===== SUPPLIED MATERIAL =====

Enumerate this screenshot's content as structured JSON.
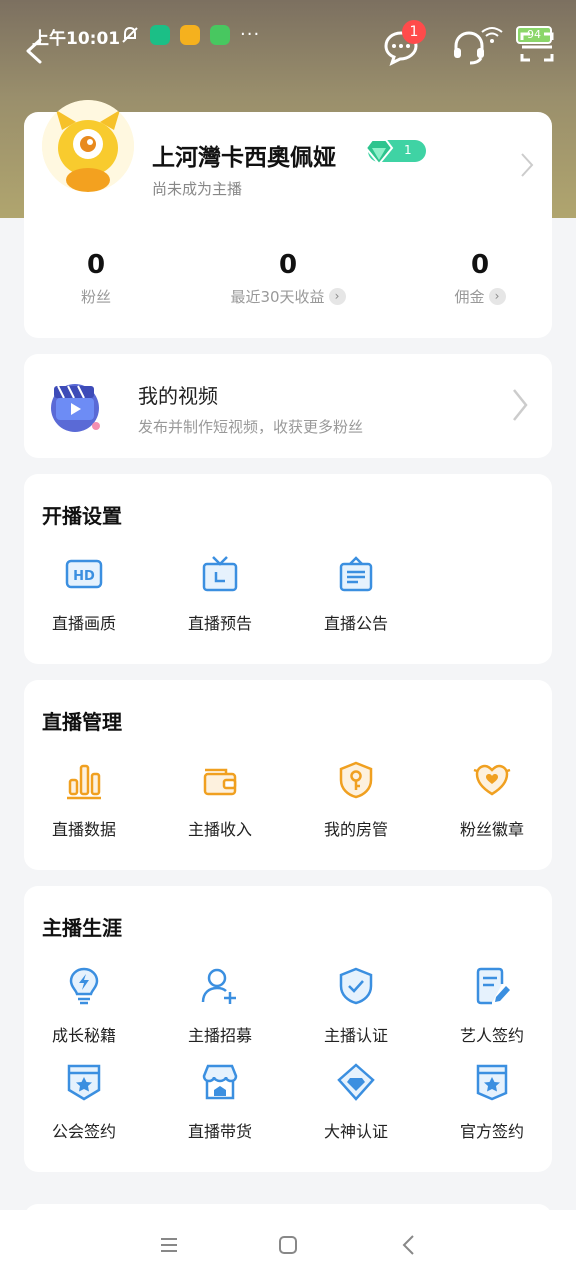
{
  "status_bar": {
    "time": "上午10:01",
    "dots": "···",
    "battery": "94"
  },
  "header": {
    "message_badge": "1"
  },
  "profile": {
    "username": "上河灣卡西奧佩娅",
    "level": "1",
    "subtitle": "尚未成为主播",
    "stats": [
      {
        "value": "0",
        "label": "粉丝"
      },
      {
        "value": "0",
        "label": "最近30天收益"
      },
      {
        "value": "0",
        "label": "佣金"
      }
    ]
  },
  "my_video": {
    "title": "我的视频",
    "description": "发布并制作短视频，收获更多粉丝"
  },
  "broadcast_settings": {
    "title": "开播设置",
    "items": [
      {
        "label": "直播画质",
        "icon": "hd-icon"
      },
      {
        "label": "直播预告",
        "icon": "tv-icon"
      },
      {
        "label": "直播公告",
        "icon": "notice-icon"
      }
    ]
  },
  "live_management": {
    "title": "直播管理",
    "items": [
      {
        "label": "直播数据",
        "icon": "bar-chart-icon"
      },
      {
        "label": "主播收入",
        "icon": "wallet-icon"
      },
      {
        "label": "我的房管",
        "icon": "key-shield-icon"
      },
      {
        "label": "粉丝徽章",
        "icon": "heart-badge-icon"
      }
    ]
  },
  "anchor_career": {
    "title": "主播生涯",
    "items": [
      {
        "label": "成长秘籍",
        "icon": "lightbulb-icon"
      },
      {
        "label": "主播招募",
        "icon": "add-user-icon"
      },
      {
        "label": "主播认证",
        "icon": "shield-check-icon"
      },
      {
        "label": "艺人签约",
        "icon": "edit-doc-icon"
      },
      {
        "label": "公会签约",
        "icon": "star-shield-icon"
      },
      {
        "label": "直播带货",
        "icon": "store-icon"
      },
      {
        "label": "大神认证",
        "icon": "diamond-badge-icon"
      },
      {
        "label": "官方签约",
        "icon": "star-doc-icon"
      }
    ]
  },
  "colors": {
    "blue_icon": "#3b8fe0",
    "orange_icon": "#f0a020",
    "level_badge": "#3fd3a4"
  }
}
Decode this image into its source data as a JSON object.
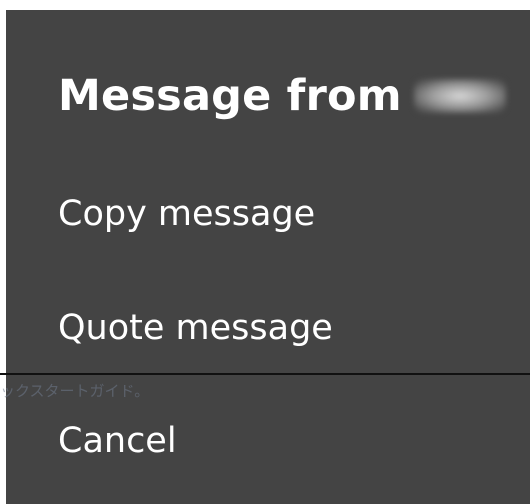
{
  "menu": {
    "title": "Message from",
    "items": [
      {
        "label": "Copy message"
      },
      {
        "label": "Quote message"
      },
      {
        "label": "Cancel"
      }
    ]
  },
  "overlay": {
    "ghost_text": "ックスタートガイド。"
  },
  "colors": {
    "menu_background": "#444444",
    "text": "#ffffff",
    "page_background": "#ffffff",
    "divider": "#111111"
  }
}
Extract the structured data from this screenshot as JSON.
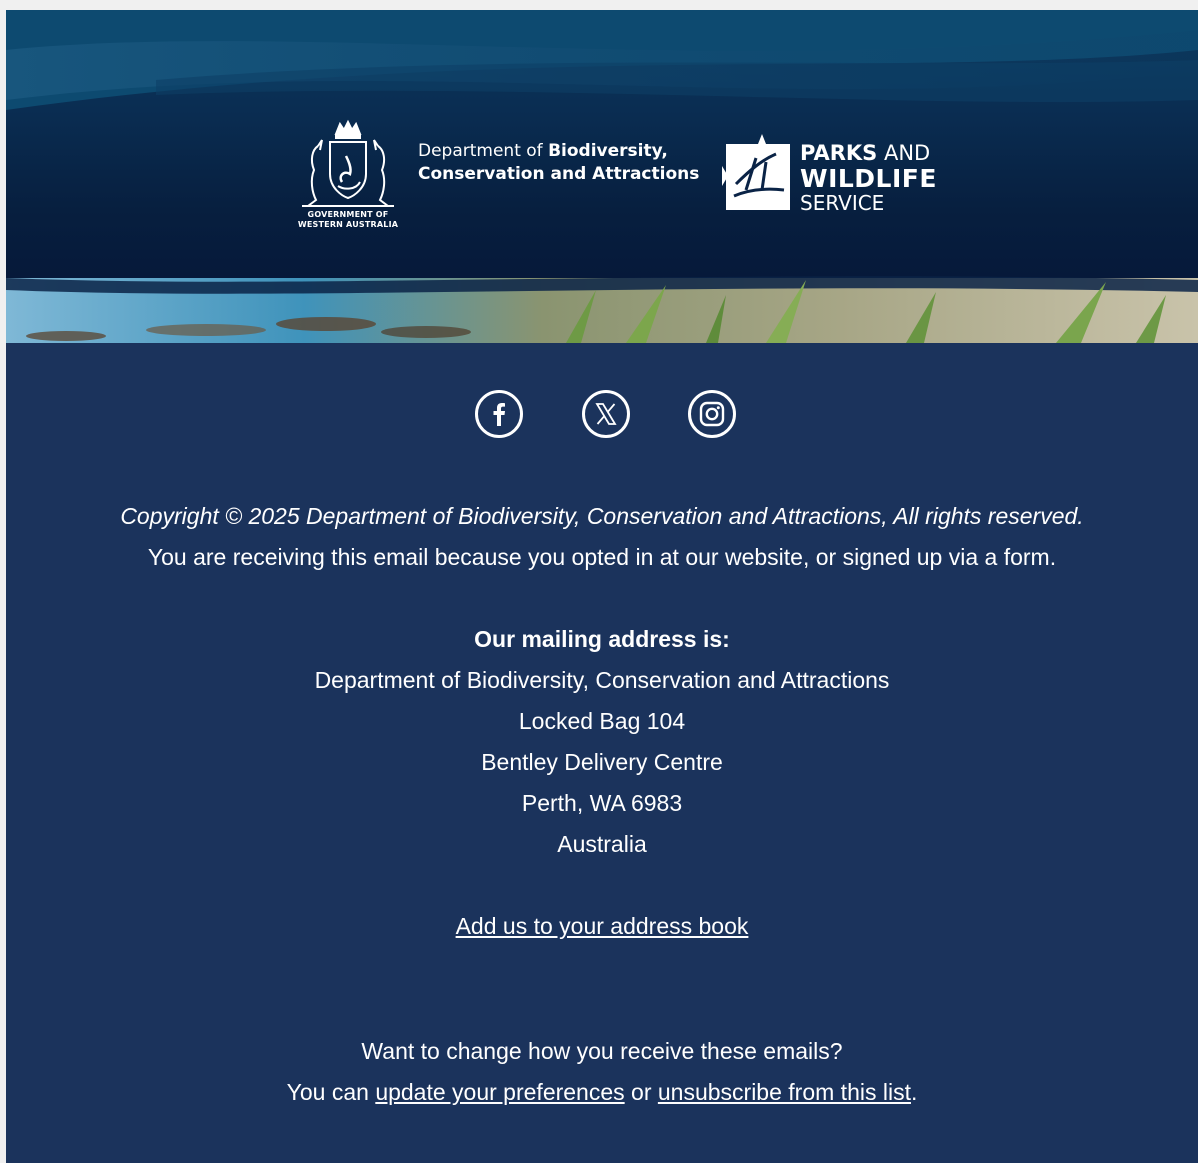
{
  "header": {
    "crest_caption_line1": "GOVERNMENT OF",
    "crest_caption_line2": "WESTERN AUSTRALIA",
    "dept_line1_prefix": "Department of ",
    "dept_line1_bold": "Biodiversity,",
    "dept_line2": "Conservation and Attractions",
    "pws_parks": "PARKS",
    "pws_and": " AND",
    "pws_wildlife": "WILDLIFE",
    "pws_service": "SERVICE"
  },
  "social": {
    "items": [
      {
        "name": "facebook",
        "icon": "facebook-icon"
      },
      {
        "name": "x",
        "icon": "x-icon"
      },
      {
        "name": "instagram",
        "icon": "instagram-icon"
      }
    ]
  },
  "footer": {
    "copyright": "Copyright © 2025 Department of Biodiversity, Conservation and Attractions, All rights reserved.",
    "reason": "You are receiving this email because you opted in at our website, or signed up via a form.",
    "address_heading": "Our mailing address is:",
    "address_lines": [
      "Department of Biodiversity, Conservation and Attractions",
      "Locked Bag 104",
      "Bentley Delivery Centre",
      "Perth, WA 6983",
      "Australia"
    ],
    "address_book_link": "Add us to your address book",
    "change_question": "Want to change how you receive these emails?",
    "change_prefix": "You can ",
    "preferences_link": "update your preferences",
    "change_or": " or ",
    "unsubscribe_link": "unsubscribe from this list",
    "change_suffix": "."
  },
  "colors": {
    "footer_bg": "#1b335c",
    "text": "#ffffff"
  }
}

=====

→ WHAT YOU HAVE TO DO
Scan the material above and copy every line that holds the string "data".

→ RESULT OF THE TASK
Decode this image into its source data as a JSON object.
Extract the structured data from this screenshot as JSON.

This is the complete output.